Task item:
Would you filter the listing below so that only lines with the word "title" remain?

Input for this task:
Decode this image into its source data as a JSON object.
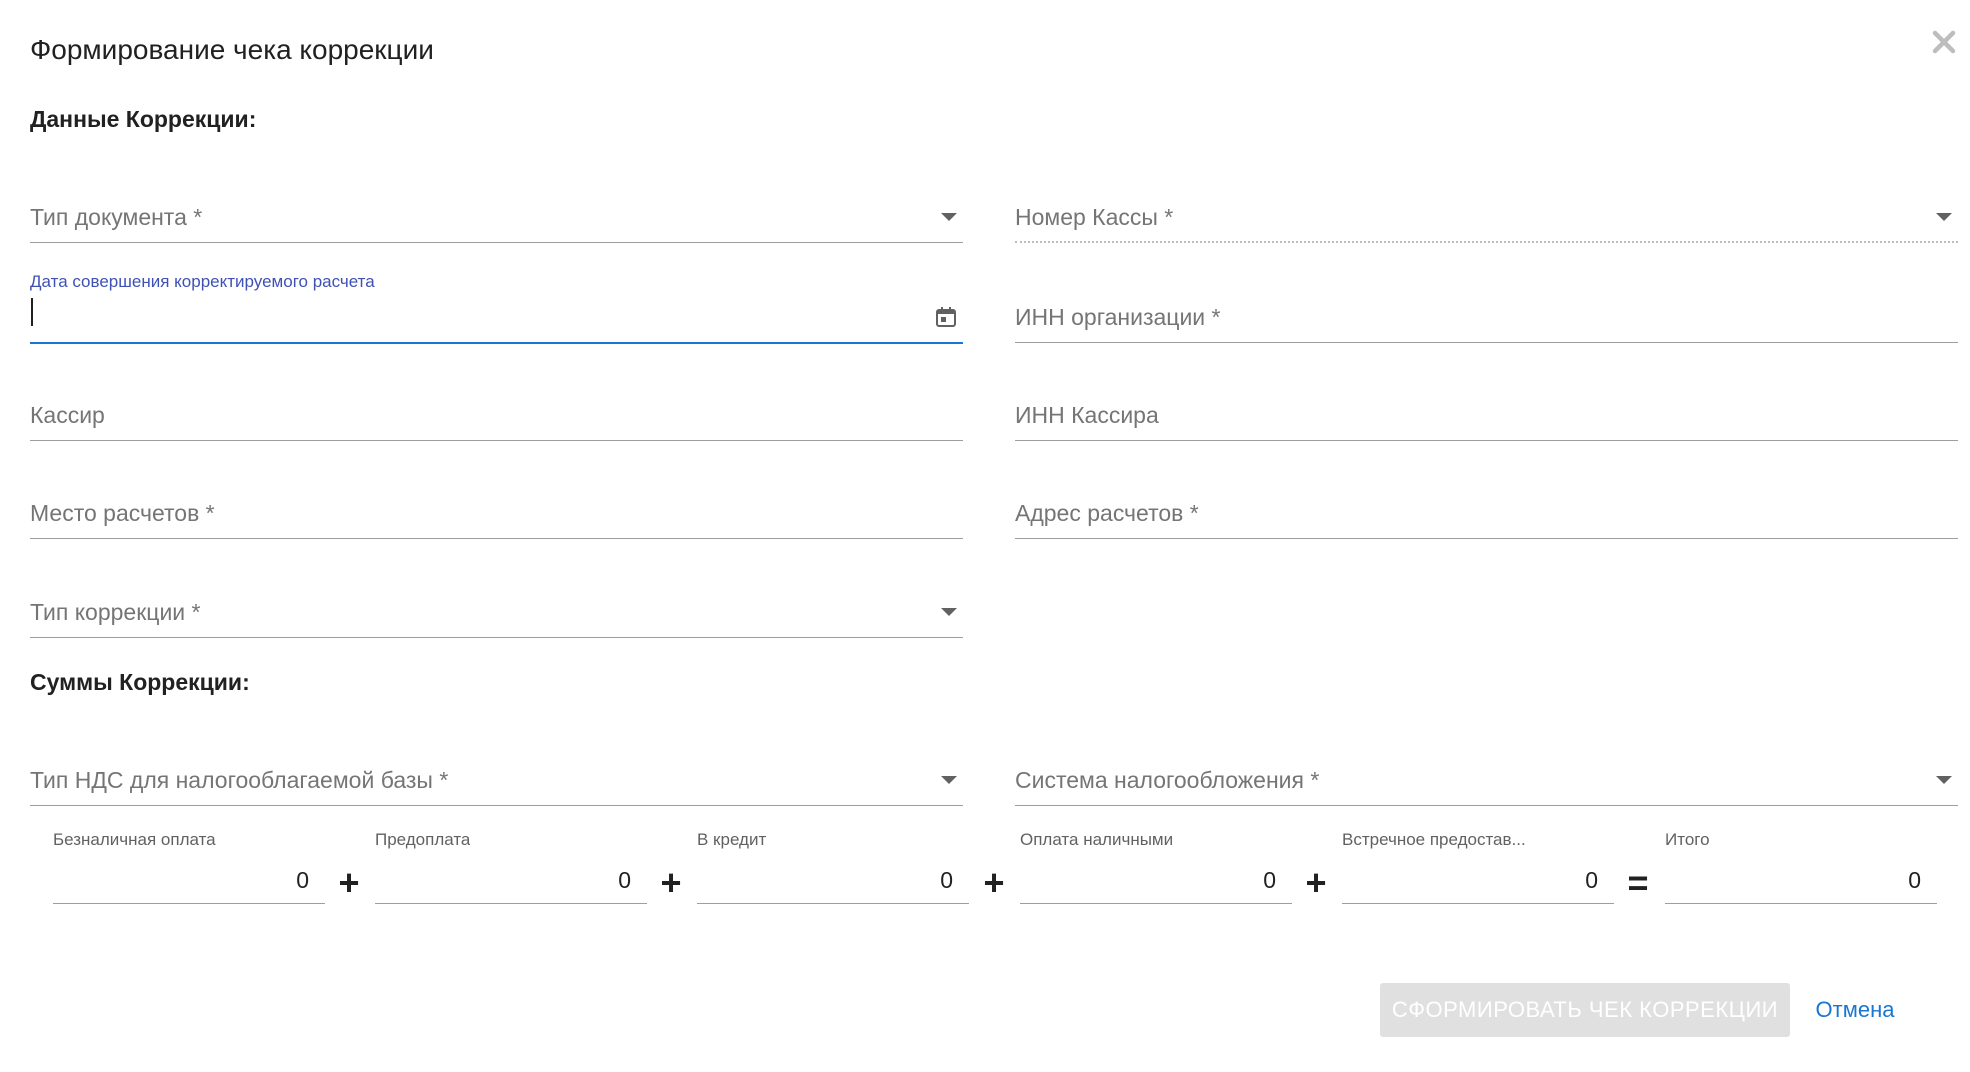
{
  "dialog": {
    "title": "Формирование чека коррекции",
    "close_icon": "close-icon"
  },
  "sections": {
    "correction_data": "Данные Коррекции:",
    "correction_sums": "Суммы Коррекции:"
  },
  "fields": {
    "doc_type": {
      "label": "Тип документа *",
      "value": ""
    },
    "register_number": {
      "label": "Номер Кассы *",
      "value": ""
    },
    "correction_date": {
      "label": "Дата совершения корректируемого расчета",
      "value": ""
    },
    "org_inn": {
      "label": "ИНН организации *",
      "value": ""
    },
    "cashier": {
      "label": "Кассир",
      "value": ""
    },
    "cashier_inn": {
      "label": "ИНН Кассира",
      "value": ""
    },
    "settlement_place": {
      "label": "Место расчетов *",
      "value": ""
    },
    "settlement_address": {
      "label": "Адрес расчетов *",
      "value": ""
    },
    "correction_type": {
      "label": "Тип коррекции *",
      "value": ""
    },
    "vat_type": {
      "label": "Тип НДС для налогооблагаемой базы *",
      "value": ""
    },
    "tax_system": {
      "label": "Система налогообложения *",
      "value": ""
    }
  },
  "amounts": [
    {
      "label": "Безналичная оплата",
      "value": "0"
    },
    {
      "label": "Предоплата",
      "value": "0"
    },
    {
      "label": "В кредит",
      "value": "0"
    },
    {
      "label": "Оплата наличными",
      "value": "0"
    },
    {
      "label": "Встречное предостав...",
      "value": "0"
    },
    {
      "label": "Итого",
      "value": "0"
    }
  ],
  "operators": {
    "plus": "+",
    "equals": "="
  },
  "actions": {
    "submit_label": "СФОРМИРОВАТЬ ЧЕК КОРРЕКЦИИ",
    "cancel_label": "Отмена"
  },
  "colors": {
    "accent": "#1976d2",
    "focus_label": "#3f51b5",
    "disabled_button": "#e0e0e0"
  }
}
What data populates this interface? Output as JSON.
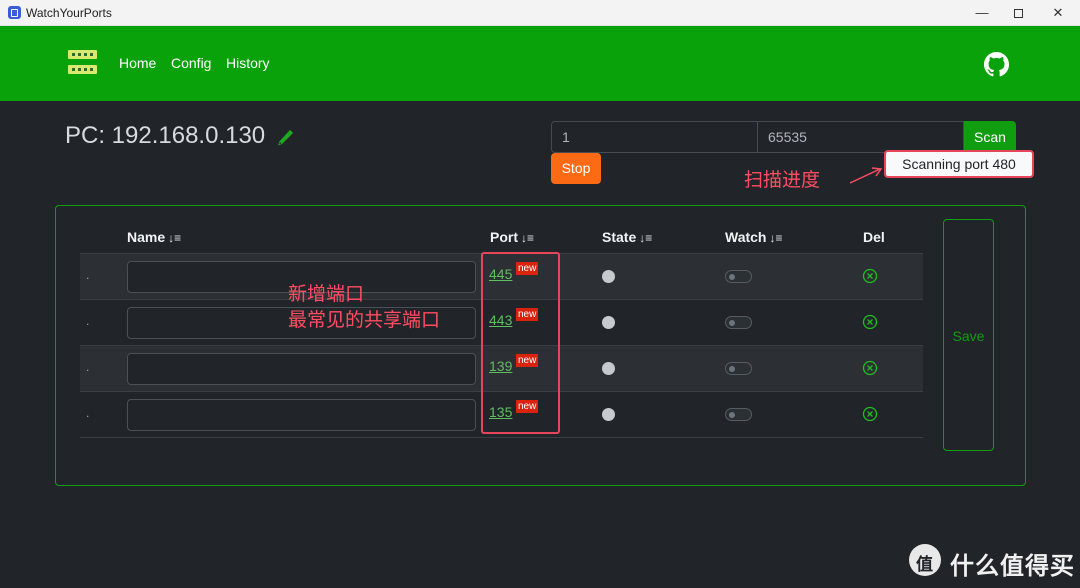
{
  "window": {
    "title": "WatchYourPorts",
    "controls": {
      "minimize": "—",
      "maximize": "",
      "close": "✕"
    }
  },
  "nav": {
    "links": [
      "Home",
      "Config",
      "History"
    ],
    "github_icon": "github-icon"
  },
  "pc": {
    "title": "PC: 192.168.0.130",
    "edit_icon": "pencil-icon"
  },
  "scan": {
    "start_value": "1",
    "end_value": "65535",
    "scan_label": "Scan",
    "stop_label": "Stop",
    "status": "Scanning port 480"
  },
  "annotations": {
    "progress": "扫描进度",
    "new_ports_line1": "新增端口",
    "new_ports_line2": "最常见的共享端口"
  },
  "table": {
    "headers": {
      "name": "Name",
      "port": "Port",
      "state": "State",
      "watch": "Watch",
      "del": "Del"
    },
    "sort_glyph": "↓≡",
    "rows": [
      {
        "marker": ".",
        "name": "",
        "port": "445",
        "badge": "new",
        "state": "off",
        "watch": false
      },
      {
        "marker": ".",
        "name": "",
        "port": "443",
        "badge": "new",
        "state": "off",
        "watch": false
      },
      {
        "marker": ".",
        "name": "",
        "port": "139",
        "badge": "new",
        "state": "off",
        "watch": false
      },
      {
        "marker": ".",
        "name": "",
        "port": "135",
        "badge": "new",
        "state": "off",
        "watch": false
      }
    ],
    "save_label": "Save"
  },
  "watermark": {
    "text": "什么值得买"
  },
  "colors": {
    "nav": "#0aa20a",
    "accent": "#109e10",
    "stop": "#fd6a14",
    "annotation": "#ff4d63",
    "badge": "#d9230f"
  }
}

Worked solution:
    "title": "Формирование чека коррекции",
    "title": "WatchYourPorts",
    "title": "PC: 192.168.0.130",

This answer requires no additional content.